  • A 28-year-old woman and her 8-month-old infant were found dead in a friend’s home in Virginia. The gas company found that the gas furnace and two water heaters were improperly vented. Carbon monoxide accumulated in the home and caused both fatalities.
  • A 5 year-old boy was killed in Iowa when his family home caught fire while they slept. The cause of the fatal fire was an electric space heater which had been left on without supervision through the night. The heater ignited combustibles and a fire ensued.
  • Just before Christmas 1989, a homeowner installed a non-vented outdoor heater inside his home. Without proper venting, carbon monoxide spilled directly into the home, suffocating the man, his pregnant wife and three children.

Statistics

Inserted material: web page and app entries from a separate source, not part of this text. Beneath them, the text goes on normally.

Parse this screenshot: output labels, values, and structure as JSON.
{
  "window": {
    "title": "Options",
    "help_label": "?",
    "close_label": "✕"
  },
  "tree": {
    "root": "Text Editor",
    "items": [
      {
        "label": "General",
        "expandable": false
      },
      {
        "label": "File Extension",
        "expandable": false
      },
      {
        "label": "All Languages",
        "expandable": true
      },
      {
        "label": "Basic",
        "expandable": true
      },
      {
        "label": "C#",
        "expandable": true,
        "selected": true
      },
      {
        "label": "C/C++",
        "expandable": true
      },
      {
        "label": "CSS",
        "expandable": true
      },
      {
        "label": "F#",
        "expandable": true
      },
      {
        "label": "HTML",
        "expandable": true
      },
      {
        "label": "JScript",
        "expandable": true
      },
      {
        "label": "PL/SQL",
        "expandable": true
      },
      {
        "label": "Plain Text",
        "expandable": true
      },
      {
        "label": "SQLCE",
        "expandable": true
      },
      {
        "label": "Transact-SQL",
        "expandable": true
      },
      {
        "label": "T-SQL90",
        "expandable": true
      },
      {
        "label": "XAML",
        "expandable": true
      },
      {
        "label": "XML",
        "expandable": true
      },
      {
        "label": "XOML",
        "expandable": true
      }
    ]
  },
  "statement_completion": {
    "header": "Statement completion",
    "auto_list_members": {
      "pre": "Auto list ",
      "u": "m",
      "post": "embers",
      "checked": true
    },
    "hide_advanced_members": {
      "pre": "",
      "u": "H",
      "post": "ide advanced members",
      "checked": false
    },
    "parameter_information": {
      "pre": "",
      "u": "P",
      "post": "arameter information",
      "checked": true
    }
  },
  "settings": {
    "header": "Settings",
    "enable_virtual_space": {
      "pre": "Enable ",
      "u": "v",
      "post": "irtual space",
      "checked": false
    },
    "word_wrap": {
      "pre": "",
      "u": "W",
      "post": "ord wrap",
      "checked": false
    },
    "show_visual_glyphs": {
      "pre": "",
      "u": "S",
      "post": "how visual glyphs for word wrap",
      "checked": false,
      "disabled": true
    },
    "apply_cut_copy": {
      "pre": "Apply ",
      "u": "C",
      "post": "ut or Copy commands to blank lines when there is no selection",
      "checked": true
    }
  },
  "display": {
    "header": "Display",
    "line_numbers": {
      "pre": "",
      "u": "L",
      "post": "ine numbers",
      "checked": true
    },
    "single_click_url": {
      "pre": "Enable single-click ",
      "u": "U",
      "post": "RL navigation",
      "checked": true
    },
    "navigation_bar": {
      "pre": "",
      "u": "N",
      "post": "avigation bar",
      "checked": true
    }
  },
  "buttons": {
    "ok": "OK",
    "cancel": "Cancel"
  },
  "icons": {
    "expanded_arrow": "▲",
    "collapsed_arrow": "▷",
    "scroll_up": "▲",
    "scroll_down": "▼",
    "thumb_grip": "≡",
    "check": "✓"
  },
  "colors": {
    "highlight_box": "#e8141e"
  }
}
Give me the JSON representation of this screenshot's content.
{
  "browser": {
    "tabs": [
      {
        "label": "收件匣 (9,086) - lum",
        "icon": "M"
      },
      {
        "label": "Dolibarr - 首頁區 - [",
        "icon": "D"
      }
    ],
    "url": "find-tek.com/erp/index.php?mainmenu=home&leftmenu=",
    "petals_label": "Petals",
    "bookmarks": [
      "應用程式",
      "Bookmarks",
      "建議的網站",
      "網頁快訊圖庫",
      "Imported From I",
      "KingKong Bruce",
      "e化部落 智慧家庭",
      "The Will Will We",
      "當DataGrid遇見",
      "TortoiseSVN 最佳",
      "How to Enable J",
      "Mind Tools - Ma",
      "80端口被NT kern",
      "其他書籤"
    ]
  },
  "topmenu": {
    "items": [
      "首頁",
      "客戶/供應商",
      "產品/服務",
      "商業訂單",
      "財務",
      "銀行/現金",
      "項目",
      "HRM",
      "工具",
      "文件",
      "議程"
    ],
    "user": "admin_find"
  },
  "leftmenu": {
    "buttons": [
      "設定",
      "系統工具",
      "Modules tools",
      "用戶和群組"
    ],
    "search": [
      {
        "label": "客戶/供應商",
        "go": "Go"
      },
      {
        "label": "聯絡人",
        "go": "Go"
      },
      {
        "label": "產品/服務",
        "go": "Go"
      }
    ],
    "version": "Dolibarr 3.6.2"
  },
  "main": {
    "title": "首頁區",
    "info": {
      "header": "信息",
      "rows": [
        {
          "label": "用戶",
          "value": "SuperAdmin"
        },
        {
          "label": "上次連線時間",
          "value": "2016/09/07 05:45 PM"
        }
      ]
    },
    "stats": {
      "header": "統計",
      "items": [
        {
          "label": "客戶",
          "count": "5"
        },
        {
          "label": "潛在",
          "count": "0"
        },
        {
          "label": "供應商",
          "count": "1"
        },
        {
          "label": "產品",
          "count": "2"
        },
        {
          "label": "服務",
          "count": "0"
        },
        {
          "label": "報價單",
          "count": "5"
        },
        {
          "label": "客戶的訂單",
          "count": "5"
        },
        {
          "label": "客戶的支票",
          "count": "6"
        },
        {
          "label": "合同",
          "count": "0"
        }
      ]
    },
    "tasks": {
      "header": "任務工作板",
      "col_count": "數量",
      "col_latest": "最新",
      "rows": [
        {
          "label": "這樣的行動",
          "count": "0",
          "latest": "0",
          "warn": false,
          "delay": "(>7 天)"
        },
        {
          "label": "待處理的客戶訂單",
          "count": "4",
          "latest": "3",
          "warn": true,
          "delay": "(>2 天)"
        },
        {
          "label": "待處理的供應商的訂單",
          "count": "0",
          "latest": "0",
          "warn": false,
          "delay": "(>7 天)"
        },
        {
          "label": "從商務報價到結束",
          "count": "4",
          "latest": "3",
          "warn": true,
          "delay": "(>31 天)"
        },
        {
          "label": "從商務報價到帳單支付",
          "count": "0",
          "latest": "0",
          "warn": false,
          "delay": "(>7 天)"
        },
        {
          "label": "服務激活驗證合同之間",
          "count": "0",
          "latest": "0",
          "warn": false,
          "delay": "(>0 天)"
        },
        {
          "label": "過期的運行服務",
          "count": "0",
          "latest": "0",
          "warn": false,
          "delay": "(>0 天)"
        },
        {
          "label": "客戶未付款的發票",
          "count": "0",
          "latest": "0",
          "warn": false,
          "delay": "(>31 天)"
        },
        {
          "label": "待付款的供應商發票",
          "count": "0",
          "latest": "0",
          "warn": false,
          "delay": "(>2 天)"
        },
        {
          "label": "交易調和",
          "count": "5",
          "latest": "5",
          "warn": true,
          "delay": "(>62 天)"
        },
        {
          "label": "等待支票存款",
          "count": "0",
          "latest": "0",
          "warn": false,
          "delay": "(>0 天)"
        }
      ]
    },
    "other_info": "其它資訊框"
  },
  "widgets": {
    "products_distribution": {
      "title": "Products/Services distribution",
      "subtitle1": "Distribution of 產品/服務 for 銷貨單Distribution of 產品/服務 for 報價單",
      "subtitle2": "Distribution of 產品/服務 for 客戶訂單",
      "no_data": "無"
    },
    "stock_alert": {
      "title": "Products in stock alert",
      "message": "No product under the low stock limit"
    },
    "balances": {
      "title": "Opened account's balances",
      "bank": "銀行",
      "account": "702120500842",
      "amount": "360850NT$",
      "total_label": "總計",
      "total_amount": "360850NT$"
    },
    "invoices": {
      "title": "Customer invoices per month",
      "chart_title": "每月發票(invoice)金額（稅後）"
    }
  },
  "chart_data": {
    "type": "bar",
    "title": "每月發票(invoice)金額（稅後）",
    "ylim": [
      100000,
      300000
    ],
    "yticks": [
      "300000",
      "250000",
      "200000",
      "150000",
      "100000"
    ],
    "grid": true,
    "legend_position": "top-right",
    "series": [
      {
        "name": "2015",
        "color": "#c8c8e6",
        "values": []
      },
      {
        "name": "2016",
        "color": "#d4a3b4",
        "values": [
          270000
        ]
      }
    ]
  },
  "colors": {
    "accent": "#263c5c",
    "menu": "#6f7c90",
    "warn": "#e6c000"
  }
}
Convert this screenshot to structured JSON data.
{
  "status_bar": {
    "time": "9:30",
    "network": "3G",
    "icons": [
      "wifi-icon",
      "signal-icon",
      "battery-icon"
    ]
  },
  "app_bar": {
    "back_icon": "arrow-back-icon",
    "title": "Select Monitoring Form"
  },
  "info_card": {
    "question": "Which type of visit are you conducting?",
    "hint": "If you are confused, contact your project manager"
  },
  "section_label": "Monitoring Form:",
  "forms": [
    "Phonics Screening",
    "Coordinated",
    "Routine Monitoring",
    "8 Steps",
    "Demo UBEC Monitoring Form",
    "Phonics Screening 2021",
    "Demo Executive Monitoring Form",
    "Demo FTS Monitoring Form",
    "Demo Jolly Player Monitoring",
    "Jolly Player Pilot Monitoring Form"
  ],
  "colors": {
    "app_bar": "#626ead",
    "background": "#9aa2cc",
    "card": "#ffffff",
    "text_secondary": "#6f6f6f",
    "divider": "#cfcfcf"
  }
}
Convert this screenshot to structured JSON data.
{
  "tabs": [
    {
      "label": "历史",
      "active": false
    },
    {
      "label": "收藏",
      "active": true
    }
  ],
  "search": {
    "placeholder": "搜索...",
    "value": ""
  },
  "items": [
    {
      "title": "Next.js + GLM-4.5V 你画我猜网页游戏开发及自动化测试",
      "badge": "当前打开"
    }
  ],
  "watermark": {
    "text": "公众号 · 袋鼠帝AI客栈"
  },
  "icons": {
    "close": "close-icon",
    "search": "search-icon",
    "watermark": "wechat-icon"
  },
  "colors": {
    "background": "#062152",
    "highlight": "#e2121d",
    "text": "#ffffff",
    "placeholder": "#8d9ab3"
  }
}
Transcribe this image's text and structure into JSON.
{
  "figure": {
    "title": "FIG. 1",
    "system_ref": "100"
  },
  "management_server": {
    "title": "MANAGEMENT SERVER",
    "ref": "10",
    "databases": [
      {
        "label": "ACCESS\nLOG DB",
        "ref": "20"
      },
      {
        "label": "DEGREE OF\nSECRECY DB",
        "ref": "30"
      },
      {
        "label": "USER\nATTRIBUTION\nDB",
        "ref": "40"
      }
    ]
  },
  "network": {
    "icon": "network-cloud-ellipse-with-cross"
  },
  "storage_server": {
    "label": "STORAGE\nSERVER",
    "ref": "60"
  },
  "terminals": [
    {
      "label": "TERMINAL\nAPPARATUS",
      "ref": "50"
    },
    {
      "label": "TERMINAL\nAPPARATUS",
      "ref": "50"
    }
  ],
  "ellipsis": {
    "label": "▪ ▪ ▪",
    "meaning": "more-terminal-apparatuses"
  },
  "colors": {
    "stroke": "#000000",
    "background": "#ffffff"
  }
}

Heating equipment was the cause of more than 64,000 home fires, 540 deaths, 1400 injuries and $943 million in property damage in 2006. Of these incidences, 73 percent of the deaths were associated with central heating or space heating units. Forty-three percent of the injuries and more than half of the property damage were attributed to central and space heaters. Space heaters are clearly the larger risk among the two common residential heating types and the Consumer Product Safety Commission attributes almost 22,000 of all heating equipment fires in residences and 300 of the deaths to space heaters.

Carbon monoxide poisoning from gas-fueled heaters presents a higher risk of death than fire. Since 1995, there has been an average of 1.8 electrocution deaths per year from electric furnaces. In 2006, heaters accounted for more than 50,000 hospital emergency room visits due to injury.

Defective Heating Systems, Space Heaters and Improper Installation

Several examples of defective central heating systems and space heaters or improper installation include are listed below:  

  • In February of 2000, Cadet Manufacturing of Vancouver, Washington recalled more than 1.9 million Cadet and Encore brand in-wall electric heaters due to defects resulting in three deaths, two serious burn injuries and property damage claims exceeding $1.2 million, including five house fires. Three hundred twenty of the heaters smoked, sparked, caught fire, emitted flames, or ejected burning particles or molten materials while in operation in consumers’ homes.
  • In 1970, a defective Preway space heater was installed by Sears, Roebuck & Company within a family home in Louisiana. The space heater exploded during normal use and seriously injured two family members, at the same time destroying the family home. The family was awarded over $2.25 million in a legal suit against Sears and Preway.
  • In 2007, approximately 1.2 million Lasko Ceramic Heaters were recalled by Lasko of West Chester, Pennsylvania, due to faulty overheating cords causing risk of fire. Twenty eight incidences were already reported, with property damage occurring in six of those fires.